The European Union agreed to guidelines for upcoming Brexit talks with the United Kingdom in Belgium on Saturday.
European Council President Donald Tusk, who led the discussion in Brussels, announced on Twitter that all 27 leaders had unanimously accepted the guidelines.
“Guidelines adopted unanimously. EU27 firm and fair political mandate for the Brexit talks is ready,” he wrote.
U.K. Prime Minister Theresa May was not present at the meeting as the EU leaders took less than 15 minutes to agree on the guidelines issued March 31.
Brexit negotiations with the U.K. are expected to begin after the general election on June 8 and talks must be completed by March 29, 2019.
Despite May and the U.K. government’s desire to work on a trade deal alongside the Brexit negotiations the EU said it will not hold trade talks until the two sides reach agreements on the rights of EU citizens living in the U.K. and vice versa.
“This is the only possible way to move forward,” Tusk said. “We also need solid guarantees for all citizens and their families who will be affected by Brexit on both sides. This must be the number one priority for the EU and the U.K.”
Tusk also stressed the importance of agreeing on a deal to prevent a hard border between the Republic of Ireland and Northern Ireland as well as a settlement of the U.K.’s financial obligations as an EU member state.
French President Francois Hollande said “a price and a cost for the U.K.” is an inevitable reality.
“We must not be punitive, but at the same time it’s clear that Europe knows how to defend its interests, and that Britain the UK will have a less good position tomorrow outside the EU than today in the EU,” he said.

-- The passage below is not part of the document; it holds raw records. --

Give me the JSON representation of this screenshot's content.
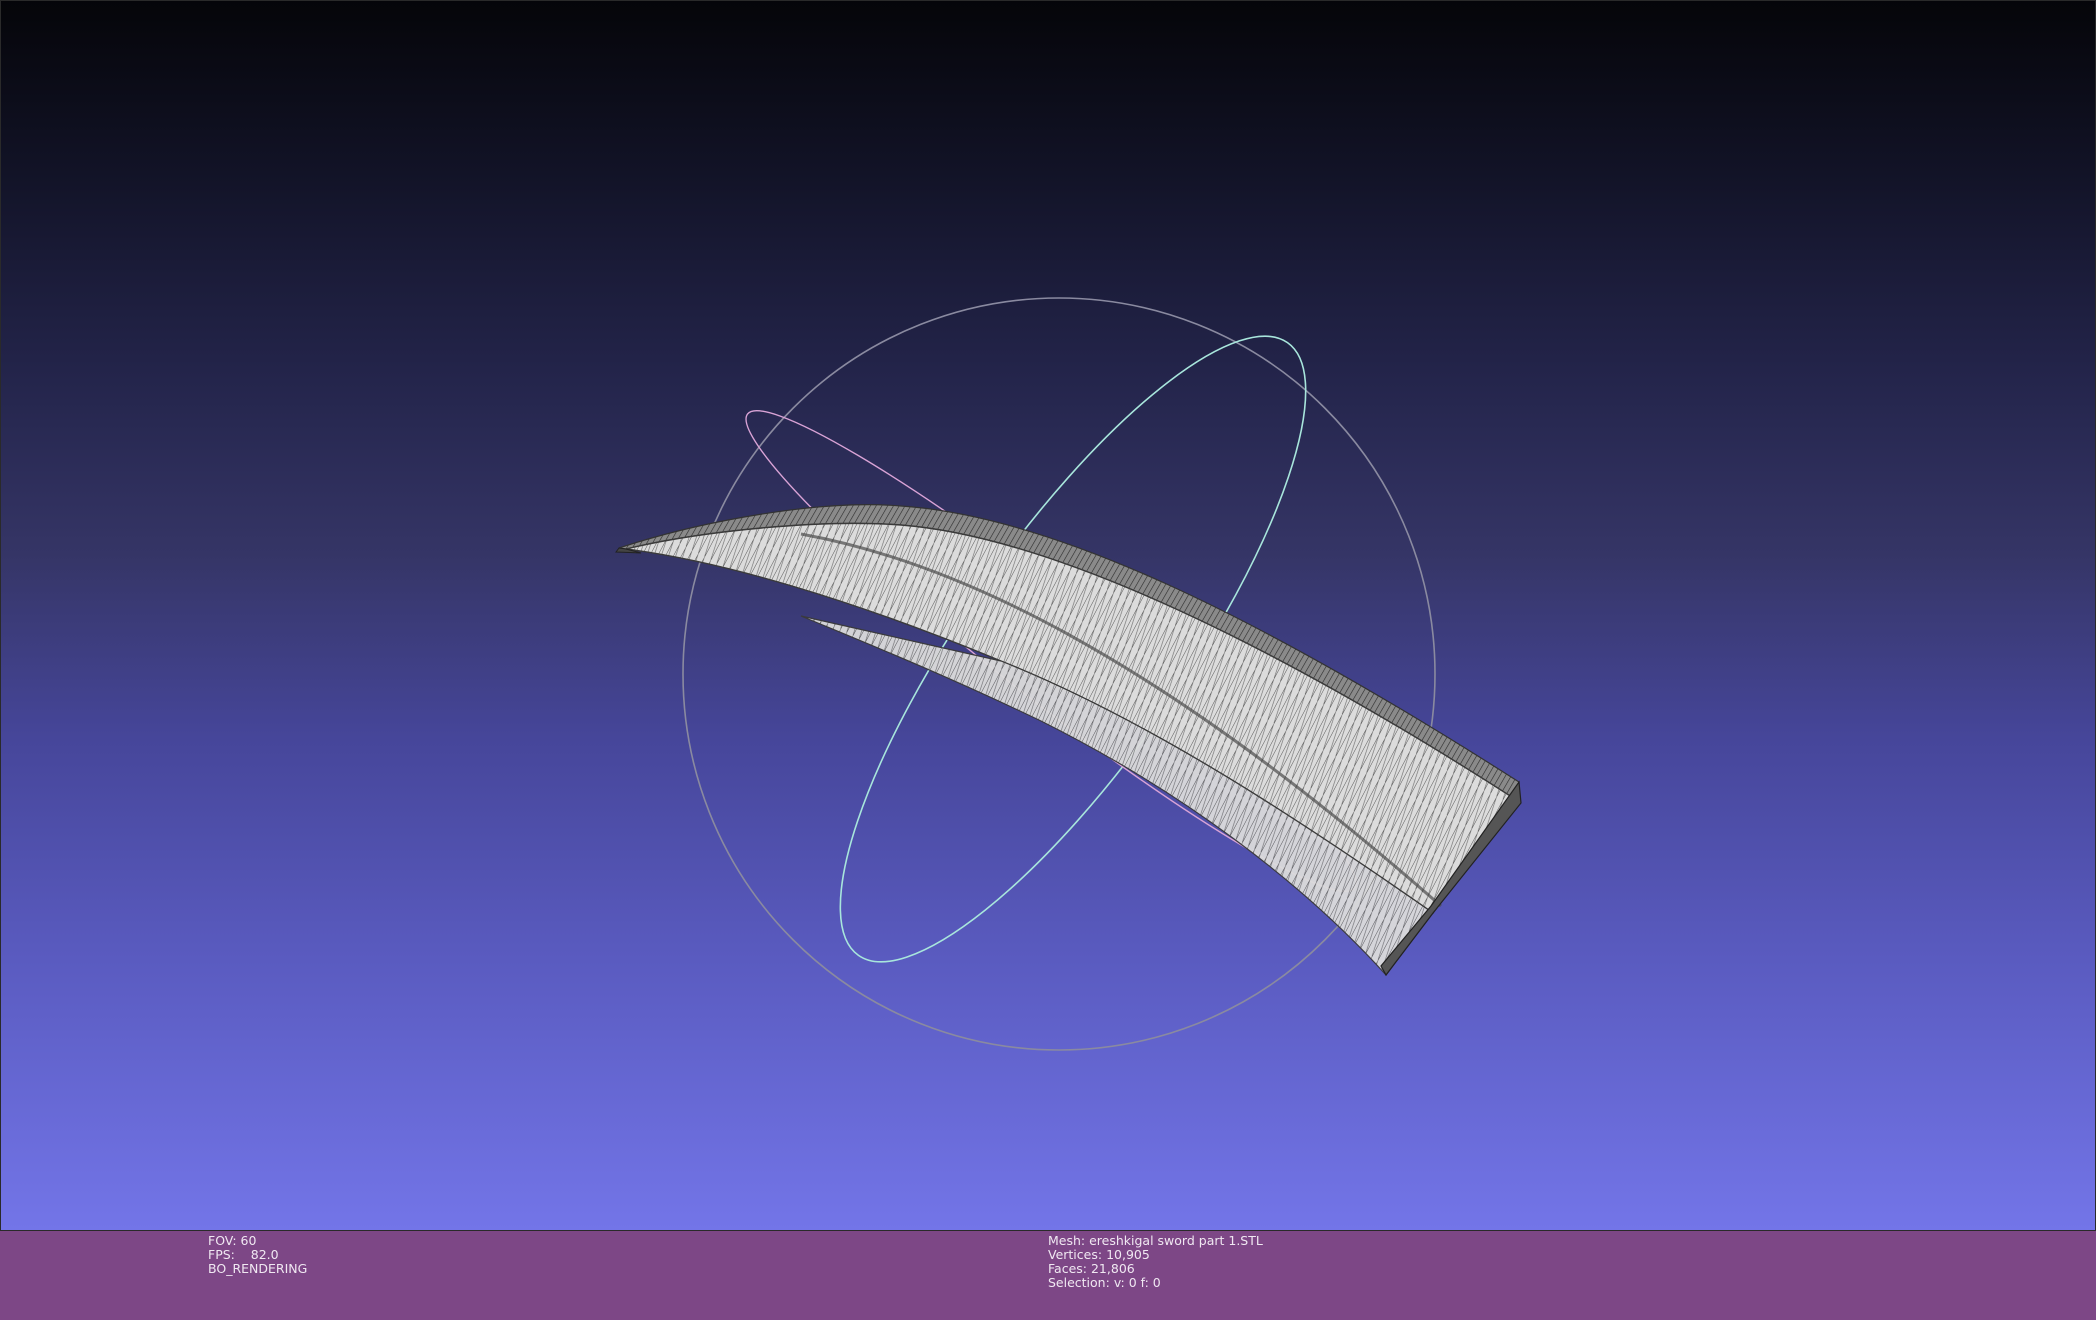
{
  "render_info": {
    "fov_label": "FOV:",
    "fov_value": "60",
    "fps_label": "FPS:",
    "fps_value": "82.0",
    "mode": "BO_RENDERING"
  },
  "mesh_info": {
    "mesh_label": "Mesh:",
    "mesh_name": "ereshkigal sword part 1.STL",
    "vertices_label": "Vertices:",
    "vertices_value": "10,905",
    "faces_label": "Faces:",
    "faces_value": "21,806",
    "selection_label": "Selection:",
    "selection_value": "v: 0 f: 0"
  },
  "colors": {
    "status_bar": "#7d4786",
    "trackball_circle_gray": "#8a8aa0",
    "trackball_circle_cyan": "#a8e6dc",
    "trackball_circle_pink": "#d9a3d6",
    "mesh_fill": "#d8d8d8",
    "mesh_edges": "#3a3a3a"
  }
}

EU officials estimated the U.K. will face a bill of 60 billion euros ($65 billion) as part of the departure due to budget rules, but U.K. politicians said the government will not pay a bill of that amount.
By Daniel Uria